--- Data for this task Enclosed Below ---
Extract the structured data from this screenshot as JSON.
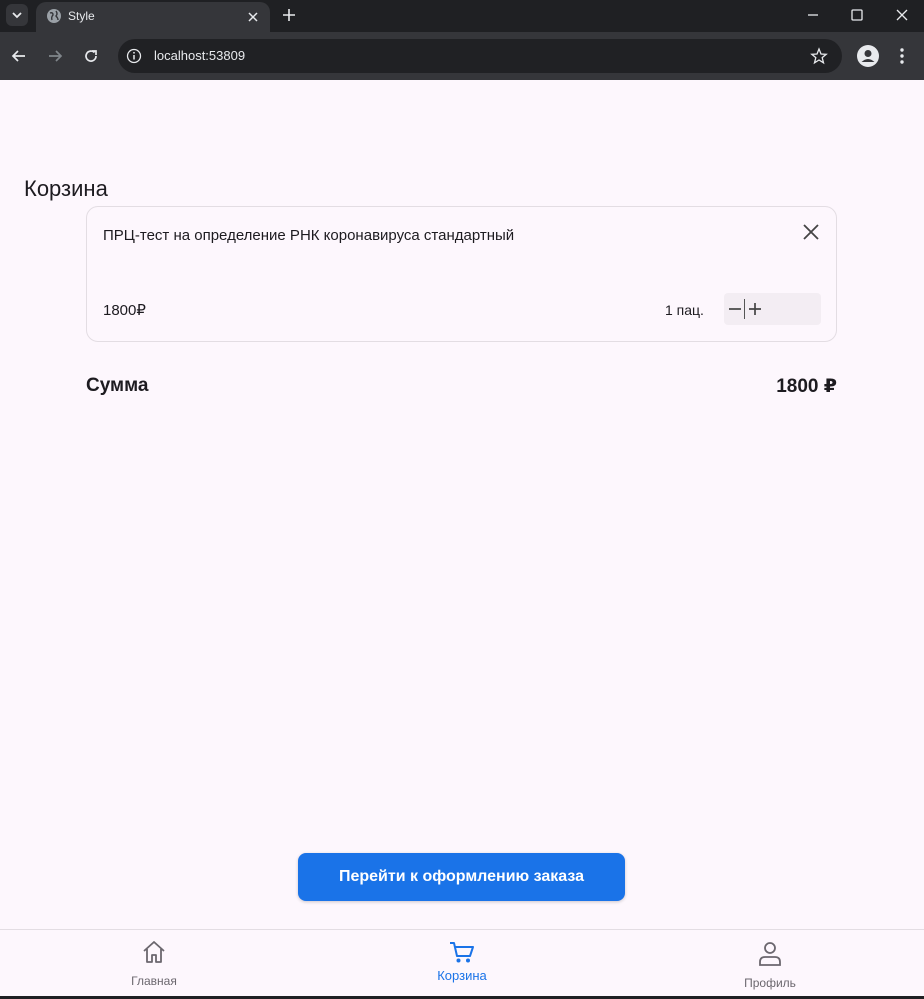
{
  "browser": {
    "tab_title": "Style",
    "url": "localhost:53809"
  },
  "page": {
    "title": "Корзина"
  },
  "cart": {
    "items": [
      {
        "name": "ПРЦ-тест на определение РНК коронавируса стандартный",
        "price": "1800₽",
        "quantity": "1 пац."
      }
    ],
    "sum_label": "Сумма",
    "sum_value": "1800 ₽"
  },
  "checkout_button": "Перейти к оформлению заказа",
  "bottom_nav": {
    "items": [
      {
        "label": "Главная",
        "icon": "home-icon",
        "active": false
      },
      {
        "label": "Корзина",
        "icon": "cart-icon",
        "active": true
      },
      {
        "label": "Профиль",
        "icon": "person-icon",
        "active": false
      }
    ]
  },
  "colors": {
    "accent": "#1a73e8",
    "background": "#fdf7fd",
    "chrome_dark": "#35363a"
  }
}
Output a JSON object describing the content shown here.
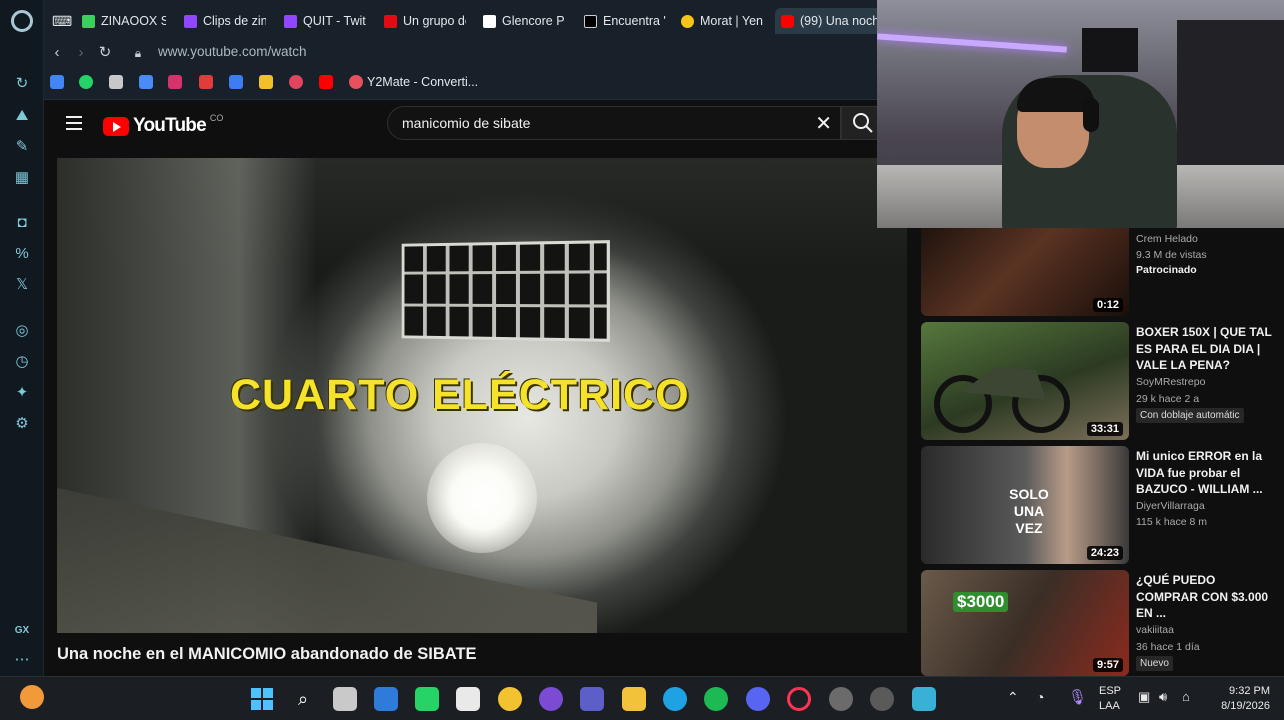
{
  "browser": {
    "tabs": [
      {
        "label": "ZINAOOX St",
        "color": "#3ad05b"
      },
      {
        "label": "Clips de zin",
        "color": "#9146ff"
      },
      {
        "label": "QUIT - Twit",
        "color": "#9146ff"
      },
      {
        "label": "Un grupo de",
        "color": "#e50914"
      },
      {
        "label": "Glencore Pe",
        "color": "#ffffff"
      },
      {
        "label": "Encuentra \"",
        "color": "#000000"
      },
      {
        "label": "Morat | Yen",
        "color": "#f5c518"
      },
      {
        "label": "(99) Una noch",
        "color": "#ff0000"
      }
    ],
    "url": "www.youtube.com/watch",
    "bookmark_label": "Y2Mate - Converti..."
  },
  "youtube": {
    "logo_text": "YouTube",
    "country_code": "CO",
    "search_query": "manicomio de sibate",
    "video_overlay_text": "CUARTO ELÉCTRICO",
    "video_title": "Una noche en el MANICOMIO abandonado de SIBATE"
  },
  "recommendations": [
    {
      "title": "",
      "channel": "Crem Helado",
      "views": "9.3 M de vistas",
      "badge": "Patrocinado",
      "duration": "0:12",
      "thumb_color": "#2b1a14"
    },
    {
      "title": "BOXER 150X | QUE TAL ES PARA EL DIA DIA | VALE LA PENA?",
      "channel": "SoyMRestrepo",
      "views": "29 k  hace 2 a",
      "badge": "Con doblaje automátic",
      "duration": "33:31",
      "thumb_color": "#3e5a2c"
    },
    {
      "title": "Mi unico ERROR en la VIDA fue probar el BAZUCO - WILLIAM ...",
      "channel": "DiyerVillarraga",
      "views": "115 k  hace 8 m",
      "badge": "",
      "duration": "24:23",
      "thumb_color": "#4a4a4a",
      "thumb_text": "SOLO UNA VEZ"
    },
    {
      "title": "¿QUÉ PUEDO COMPRAR CON $3.000 EN ...",
      "channel": "vakiiitaa",
      "views": "36  hace 1 día",
      "badge": "Nuevo",
      "duration": "9:57",
      "thumb_color": "#5c4a3a",
      "thumb_text": "$3000"
    }
  ],
  "taskbar": {
    "language": "ESP",
    "layout": "LAA",
    "time": "9:32 PM",
    "date": "8/19/2026"
  }
}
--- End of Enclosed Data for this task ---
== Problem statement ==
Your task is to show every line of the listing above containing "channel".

== Expected answer ==
      "channel": "Crem Helado",
      "channel": "SoyMRestrepo",
      "channel": "DiyerVillarraga",
      "channel": "vakiiitaa",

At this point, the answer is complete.